*Your goal*
Where in the records does the word "JSON" occur? Copy each line in which it does.

----- Extracted material

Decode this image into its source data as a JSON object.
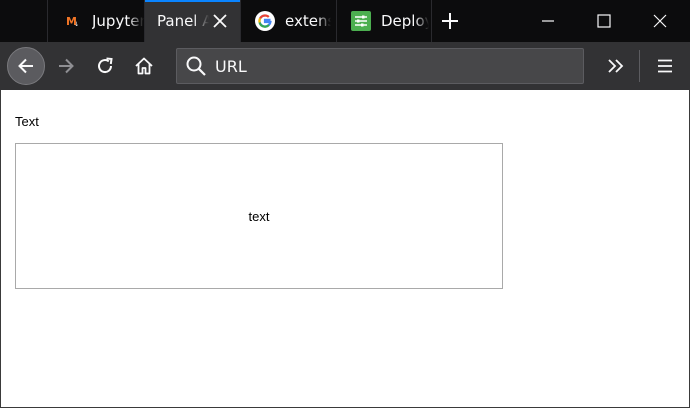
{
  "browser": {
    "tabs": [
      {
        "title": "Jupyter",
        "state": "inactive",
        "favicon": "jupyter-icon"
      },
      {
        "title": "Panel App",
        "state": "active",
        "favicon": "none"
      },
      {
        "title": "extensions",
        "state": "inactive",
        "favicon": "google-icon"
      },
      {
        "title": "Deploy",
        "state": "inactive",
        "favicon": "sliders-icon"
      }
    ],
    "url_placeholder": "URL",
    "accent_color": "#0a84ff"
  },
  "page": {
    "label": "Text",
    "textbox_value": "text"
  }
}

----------
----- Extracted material

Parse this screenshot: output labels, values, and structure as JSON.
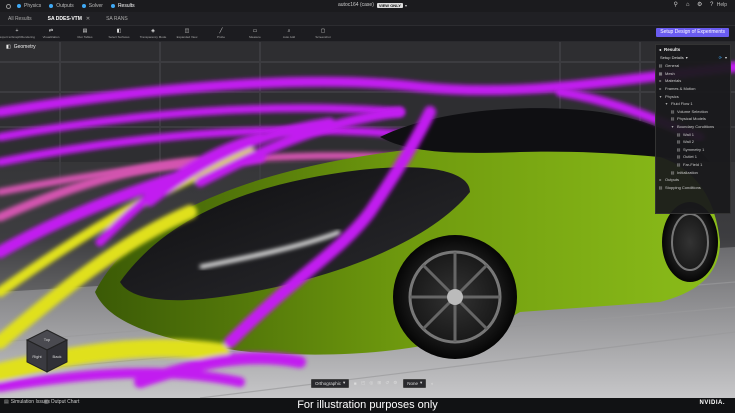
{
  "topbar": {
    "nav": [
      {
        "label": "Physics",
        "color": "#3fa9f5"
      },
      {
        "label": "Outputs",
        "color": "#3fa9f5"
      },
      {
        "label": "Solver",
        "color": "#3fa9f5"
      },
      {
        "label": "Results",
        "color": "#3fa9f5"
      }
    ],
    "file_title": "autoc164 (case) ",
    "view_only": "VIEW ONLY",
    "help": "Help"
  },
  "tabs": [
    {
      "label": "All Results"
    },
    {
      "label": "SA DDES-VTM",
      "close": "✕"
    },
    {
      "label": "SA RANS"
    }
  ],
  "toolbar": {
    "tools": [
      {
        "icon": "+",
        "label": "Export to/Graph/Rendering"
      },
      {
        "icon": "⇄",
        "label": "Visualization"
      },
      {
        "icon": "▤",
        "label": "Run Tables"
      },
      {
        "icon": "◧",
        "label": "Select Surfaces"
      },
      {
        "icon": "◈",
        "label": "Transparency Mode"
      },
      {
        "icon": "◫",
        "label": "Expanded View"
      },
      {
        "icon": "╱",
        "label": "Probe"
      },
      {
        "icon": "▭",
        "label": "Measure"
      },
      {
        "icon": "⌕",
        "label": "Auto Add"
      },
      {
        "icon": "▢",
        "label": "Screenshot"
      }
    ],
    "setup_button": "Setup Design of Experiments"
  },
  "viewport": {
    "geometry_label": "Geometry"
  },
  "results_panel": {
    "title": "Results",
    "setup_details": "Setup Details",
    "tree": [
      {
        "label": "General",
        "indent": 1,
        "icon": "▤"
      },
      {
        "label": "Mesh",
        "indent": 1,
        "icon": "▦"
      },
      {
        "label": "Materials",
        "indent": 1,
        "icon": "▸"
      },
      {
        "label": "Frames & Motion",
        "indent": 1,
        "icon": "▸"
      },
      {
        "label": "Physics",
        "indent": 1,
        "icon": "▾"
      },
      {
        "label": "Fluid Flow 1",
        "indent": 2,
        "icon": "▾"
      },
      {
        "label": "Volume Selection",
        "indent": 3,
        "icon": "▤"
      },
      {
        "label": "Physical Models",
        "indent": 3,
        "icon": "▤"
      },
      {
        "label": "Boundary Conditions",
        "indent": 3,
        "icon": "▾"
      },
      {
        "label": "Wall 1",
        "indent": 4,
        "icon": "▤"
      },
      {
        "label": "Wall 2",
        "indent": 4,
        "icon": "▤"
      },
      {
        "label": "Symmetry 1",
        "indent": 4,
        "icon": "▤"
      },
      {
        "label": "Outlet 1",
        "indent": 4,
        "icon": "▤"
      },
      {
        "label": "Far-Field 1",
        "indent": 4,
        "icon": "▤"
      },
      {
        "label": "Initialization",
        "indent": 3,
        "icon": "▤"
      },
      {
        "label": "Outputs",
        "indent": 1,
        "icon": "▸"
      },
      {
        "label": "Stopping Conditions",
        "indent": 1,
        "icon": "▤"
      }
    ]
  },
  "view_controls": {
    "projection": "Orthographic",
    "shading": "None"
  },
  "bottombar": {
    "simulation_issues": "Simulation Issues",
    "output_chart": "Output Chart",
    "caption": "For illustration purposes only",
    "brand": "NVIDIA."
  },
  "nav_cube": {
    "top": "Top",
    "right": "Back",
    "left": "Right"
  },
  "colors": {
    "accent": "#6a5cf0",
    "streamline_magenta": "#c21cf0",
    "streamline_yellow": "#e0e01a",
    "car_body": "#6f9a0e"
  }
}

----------

*Exercise response*
Decode this image into its source data as a JSON object.
Parse this screenshot: output labels, values, and structure as JSON.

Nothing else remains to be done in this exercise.